This is where you can find the most common questions we get asked about our experiences with this issue.


Doesn't the SD department of agriculture require commercial chemical applicators to carry liability insurance?

The answer is surprisingly "NO."  The State of South Dakota does not require evidence of financial responsibility or liability insurance.


Does the commercial sprayer have to provide his liability insurance information?

No.  Since our state of South Dakota does not even require evidence of insurance as part of the application process, the operator is not obligated to provide this information.  We were told that insurance is very hard to obtain and claims are avoided at all cost lest they be dropped from the carrier.


Do we provide consulting or advisory services for a fee?

Due to the nature of our off-farm jobs, we cannot engage in consulting or giving advice to any organic farmer.  However, we hope to change this in the future.  Please check back.  We currently have no budget and this website is provided as a "free" service.   We hope to get funding someday to support our educational efforts.

Can local ordinances be enacted to protect local citizens from restricted use agricultural pesticides?

Not really. SD State law preempts local governments' ability to regulate the use of pesticides.

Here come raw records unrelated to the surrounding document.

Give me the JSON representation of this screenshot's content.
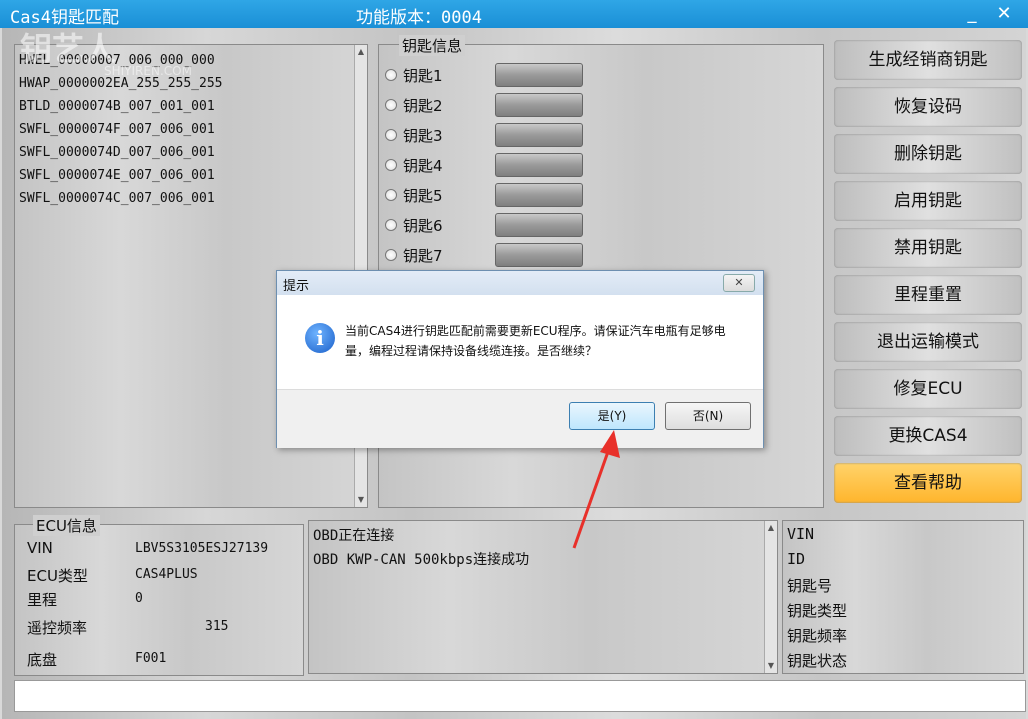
{
  "window": {
    "title": "Cas4钥匙匹配",
    "version": "功能版本：0004",
    "minimize": "_",
    "close": "✕"
  },
  "watermark": {
    "text": "钥艺人",
    "sub": "SHIYIREN.COM"
  },
  "key_list": [
    "HWEL_00000007_006_000_000",
    "HWAP_0000002EA_255_255_255",
    "BTLD_0000074B_007_001_001",
    "SWFL_0000074F_007_006_001",
    "SWFL_0000074D_007_006_001",
    "SWFL_0000074E_007_006_001",
    "SWFL_0000074C_007_006_001"
  ],
  "key_info": {
    "legend": "钥匙信息",
    "keys": [
      "钥匙1",
      "钥匙2",
      "钥匙3",
      "钥匙4",
      "钥匙5",
      "钥匙6",
      "钥匙7"
    ]
  },
  "actions": [
    "生成经销商钥匙",
    "恢复设码",
    "删除钥匙",
    "启用钥匙",
    "禁用钥匙",
    "里程重置",
    "退出运输模式",
    "修复ECU",
    "更换CAS4",
    "查看帮助"
  ],
  "ecu": {
    "legend": "ECU信息",
    "rows": [
      {
        "label": "VIN",
        "value": "LBV5S3105ESJ27139"
      },
      {
        "label": "ECU类型",
        "value": "CAS4PLUS"
      },
      {
        "label": "里程",
        "value": "0"
      },
      {
        "label": "遥控频率",
        "value": "315"
      },
      {
        "label": "底盘",
        "value": "F001"
      }
    ]
  },
  "log": [
    "OBD正在连接",
    "OBD  KWP-CAN  500kbps连接成功"
  ],
  "key_detail": [
    "VIN",
    "ID",
    "钥匙号",
    "钥匙类型",
    "钥匙频率",
    "钥匙状态"
  ],
  "dialog": {
    "title": "提示",
    "message": "当前CAS4进行钥匙匹配前需要更新ECU程序。请保证汽车电瓶有足够电量，编程过程请保持设备线缆连接。是否继续？",
    "yes": "是(Y)",
    "no": "否(N)",
    "close": "✕",
    "icon": "i"
  },
  "colors": {
    "titlebar": "#1a8fd6",
    "help_button": "#ffb52c",
    "arrow": "#e8302a"
  }
}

Refer to SDCL 39-1-17.


How do I file a complaint with the FAA?

The FAA SDCO office in Rapid City, SD, is the agency to report a complaint.

3501 5th St.
Rapid City, SD 57701
Phone: (605) 737-3050 Fax: (605) 737-3069
Email the Office
7:30 a.m. to 4:00 p.m., Monday - Friday, Mountain Time

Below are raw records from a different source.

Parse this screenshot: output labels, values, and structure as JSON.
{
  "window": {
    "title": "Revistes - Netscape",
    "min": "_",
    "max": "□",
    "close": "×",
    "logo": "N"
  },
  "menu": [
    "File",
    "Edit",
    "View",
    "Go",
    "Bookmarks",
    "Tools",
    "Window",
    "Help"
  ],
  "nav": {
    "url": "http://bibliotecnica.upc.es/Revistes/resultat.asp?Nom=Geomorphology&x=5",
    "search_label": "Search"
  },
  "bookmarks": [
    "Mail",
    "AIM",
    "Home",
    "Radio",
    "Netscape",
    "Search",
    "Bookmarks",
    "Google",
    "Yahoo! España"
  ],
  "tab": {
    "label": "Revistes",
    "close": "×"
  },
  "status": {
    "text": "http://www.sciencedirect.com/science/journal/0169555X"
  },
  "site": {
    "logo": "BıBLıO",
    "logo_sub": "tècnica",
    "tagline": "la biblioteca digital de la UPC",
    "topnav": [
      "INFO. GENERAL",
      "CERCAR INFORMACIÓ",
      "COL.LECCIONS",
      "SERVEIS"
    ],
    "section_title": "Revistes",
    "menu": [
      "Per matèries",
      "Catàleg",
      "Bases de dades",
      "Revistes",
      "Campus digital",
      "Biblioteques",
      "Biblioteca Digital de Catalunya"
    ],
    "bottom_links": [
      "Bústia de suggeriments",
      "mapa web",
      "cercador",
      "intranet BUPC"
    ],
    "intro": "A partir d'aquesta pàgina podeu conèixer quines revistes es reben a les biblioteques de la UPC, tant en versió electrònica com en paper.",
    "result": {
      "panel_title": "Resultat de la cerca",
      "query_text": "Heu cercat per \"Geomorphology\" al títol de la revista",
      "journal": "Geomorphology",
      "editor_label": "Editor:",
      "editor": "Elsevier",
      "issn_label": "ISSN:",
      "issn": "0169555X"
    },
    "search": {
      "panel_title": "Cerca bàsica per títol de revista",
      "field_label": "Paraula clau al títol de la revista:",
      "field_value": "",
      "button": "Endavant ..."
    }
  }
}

My test results came back higher than EPA allowances. Should I report it?

It is up to you to decide.  We reported our incident to the EPA using their online form for reporting violations. They will not contact you back and will not respond to inquiries about your complaint.


Should I contact the crop applicator directly?

Yes! As soon as you suspect drift, send preferably a certified letter stating the details and facts of the event to the applicator.  Some states have a timeline in which to report the incident.

When should I contact the SD State pesticide regulation office?

Within 24 hours!  As soon as you suspect drift, contact the state pesticide compliance office and file a complaint. You can do this over the phone or use the online complaint form found on the website.

How much does a private investigation cost?

I strongly recommend that you carry out your own investigation in addition to the state. Hiring someone is expensive. Each sample is $750-1000 for three screens and a few individual screens.  If you get sprayed, send in your clothing and a good hair sample.  If you can afford it, cut of a good 2 inches of hair for sampling.  Pesticide sampling is expensive.  The Prairiesun Organics investigation was around $10,000.  We have included a PDF sample of that report on this website. You can use that as your guide. If you wish to hire someone to write and compile the report, please contact us.


Should I take my own samples and send them in or just rely on the State of SD Dept of Ag inspector to take samples?

I would recommend taking multiple samples and running as many screens as possible for several reasons. 1) You will need them for your organic certifier as part of your response to suspected contamination, 2) the State of SD process is extremely lengthy and slow, 3) you may find chemical residue not reportedly sprayed by the applicator bringing negligence to view, 4) the State will not run a full set of screens at the taxpayer expense.  Be sure to Label them with a unique identifier and keep a 2nd identical sample in your freezer.


Should I pursue civil litigation?

Here is our experience with this.  Since the State of SD does not require liability insurance, and the commercial applicator may not have insurance, nor give it up in an effort to protect himself from claims, you may not have any choice but to sue the commercial applicator to recover your losses.  This type of civil law suit is very expensive under tort law, and "may" not be covered on a contingency basis.  The cost of the retainer and legal fees will depend on the complexities of the case.  Finding an experienced attorney in this area is challenging.  We plan to keep you updated on this as the Prairiesun Organics case unfolds.  Filing in small claims court likely will result in it getting kicked up to circuit court, so it is probably not worth your time as we have been informed.